(Aim of the exercise): Omit images. Retype all entries verbatim.
········
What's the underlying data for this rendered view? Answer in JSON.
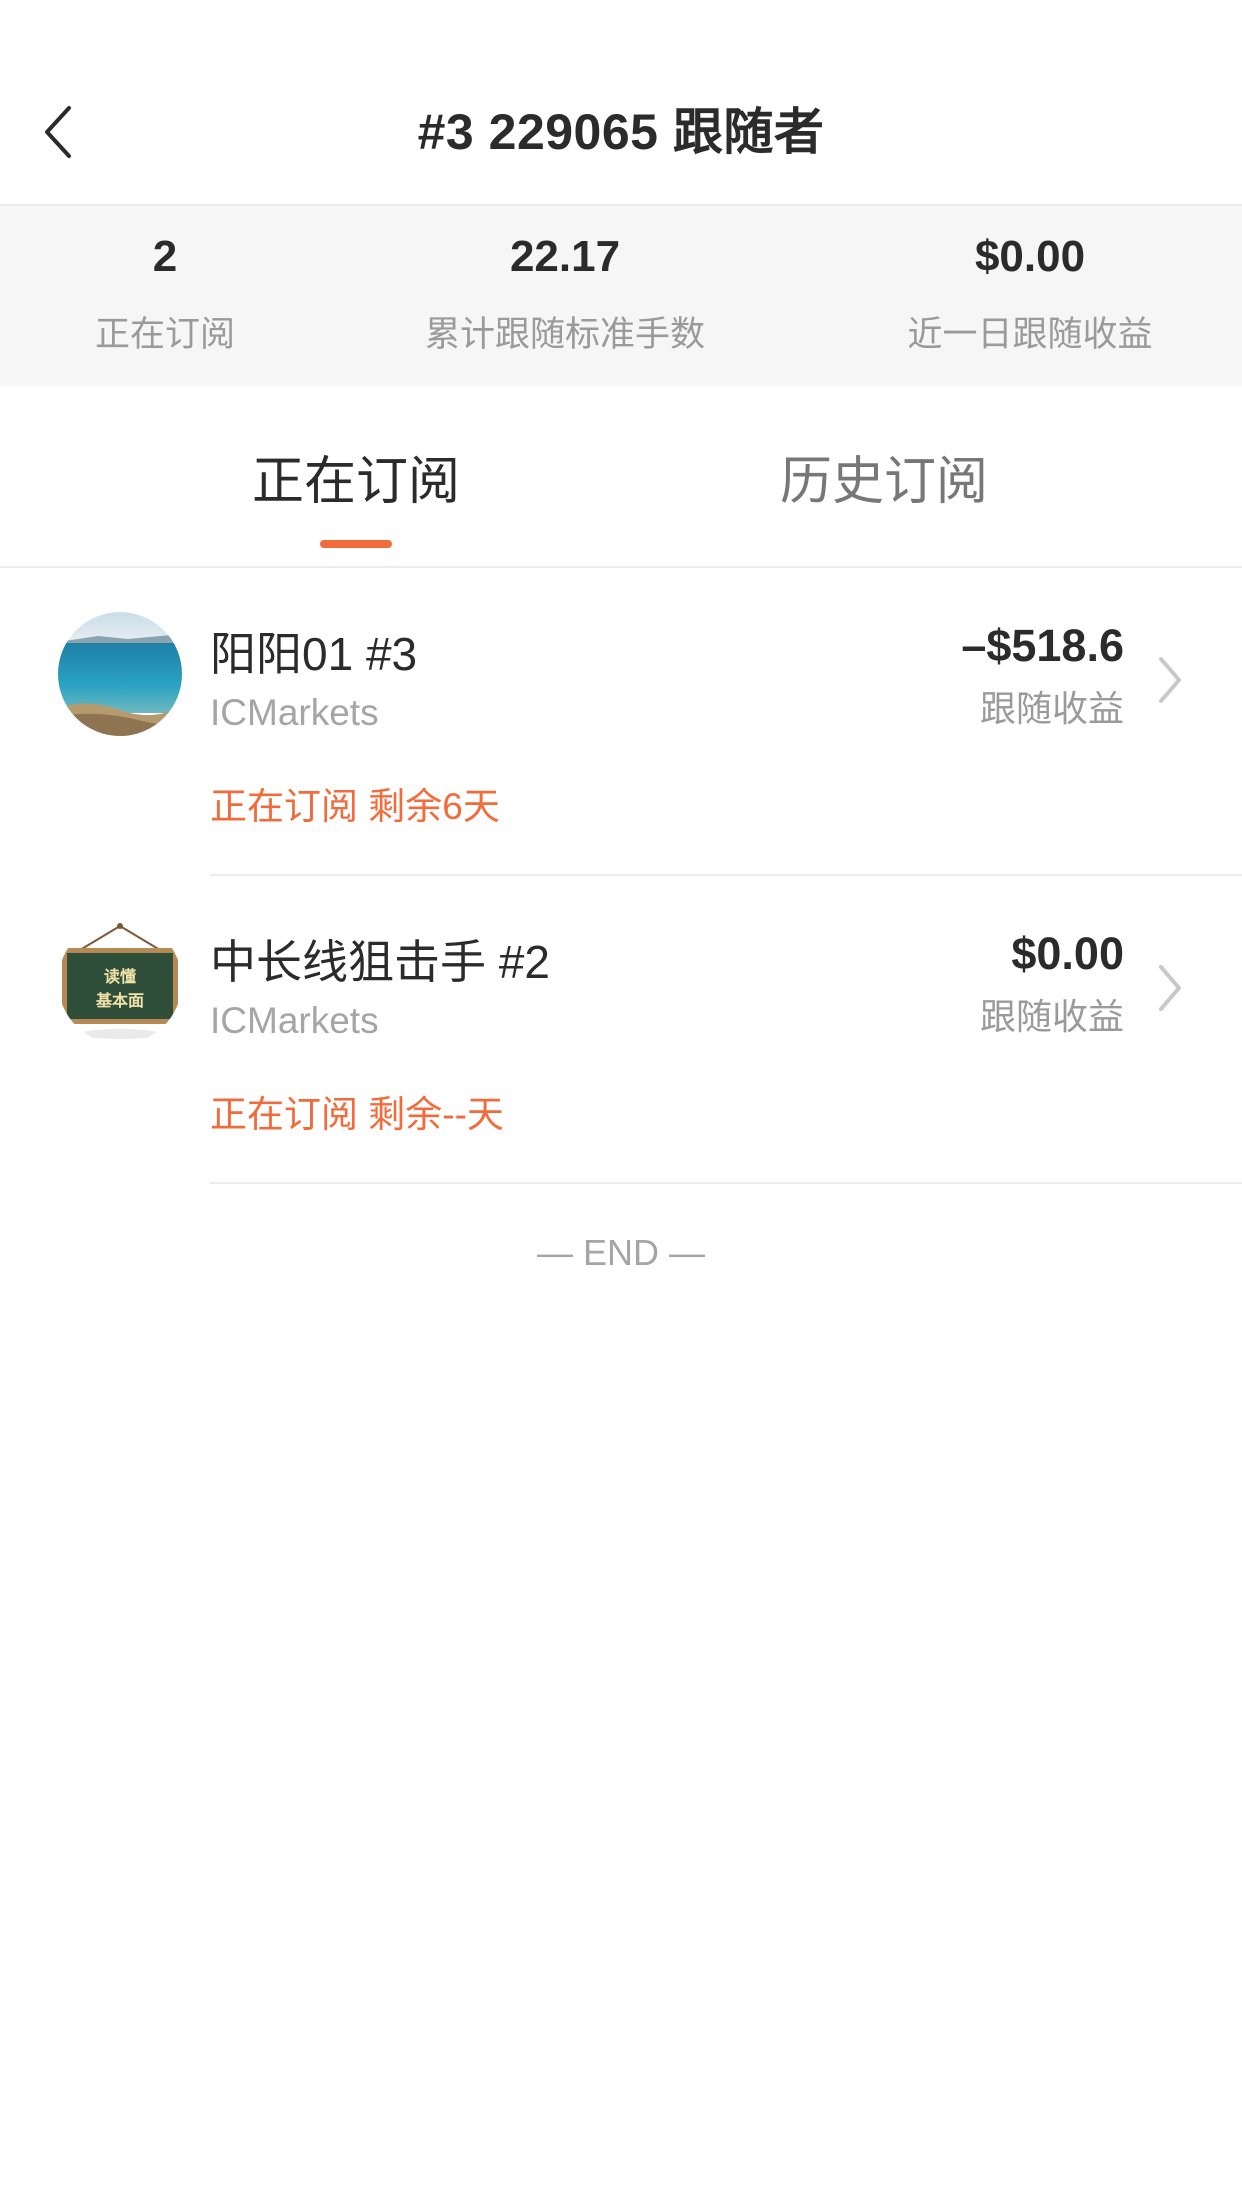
{
  "header": {
    "title": "#3 229065 跟随者",
    "back_icon": "chevron-left-icon"
  },
  "stats": [
    {
      "value": "2",
      "label": "正在订阅"
    },
    {
      "value": "22.17",
      "label": "累计跟随标准手数"
    },
    {
      "value": "$0.00",
      "label": "近一日跟随收益"
    }
  ],
  "tabs": [
    {
      "label": "正在订阅",
      "active": true
    },
    {
      "label": "历史订阅",
      "active": false
    }
  ],
  "subscriptions": [
    {
      "name": "阳阳01 #3",
      "broker": "ICMarkets",
      "status": "正在订阅 剩余6天",
      "amount": "–$518.6",
      "amount_label": "跟随收益",
      "avatar": "sea-avatar"
    },
    {
      "name": "中长线狙击手 #2",
      "broker": "ICMarkets",
      "status": "正在订阅 剩余--天",
      "amount": "$0.00",
      "amount_label": "跟随收益",
      "avatar": "chalkboard-avatar",
      "avatar_text_1": "读懂",
      "avatar_text_2": "基本面"
    }
  ],
  "end_text": "— END —",
  "colors": {
    "accent": "#f26b3a",
    "stats_bg": "#f6f6f6",
    "divider": "#ececec"
  }
}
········
(Problem solution):
What's the underlying data for this rendered view? Answer in JSON.
{
  "header": {
    "title": "#3 229065 跟随者",
    "back_icon": "chevron-left-icon"
  },
  "stats": [
    {
      "value": "2",
      "label": "正在订阅"
    },
    {
      "value": "22.17",
      "label": "累计跟随标准手数"
    },
    {
      "value": "$0.00",
      "label": "近一日跟随收益"
    }
  ],
  "tabs": [
    {
      "label": "正在订阅",
      "active": true
    },
    {
      "label": "历史订阅",
      "active": false
    }
  ],
  "subscriptions": [
    {
      "name": "阳阳01 #3",
      "broker": "ICMarkets",
      "status": "正在订阅 剩余6天",
      "amount": "–$518.6",
      "amount_label": "跟随收益",
      "avatar": "sea-avatar"
    },
    {
      "name": "中长线狙击手 #2",
      "broker": "ICMarkets",
      "status": "正在订阅 剩余--天",
      "amount": "$0.00",
      "amount_label": "跟随收益",
      "avatar": "chalkboard-avatar",
      "avatar_text_1": "读懂",
      "avatar_text_2": "基本面"
    }
  ],
  "end_text": "— END —",
  "colors": {
    "accent": "#f26b3a",
    "stats_bg": "#f6f6f6",
    "divider": "#ececec"
  }
}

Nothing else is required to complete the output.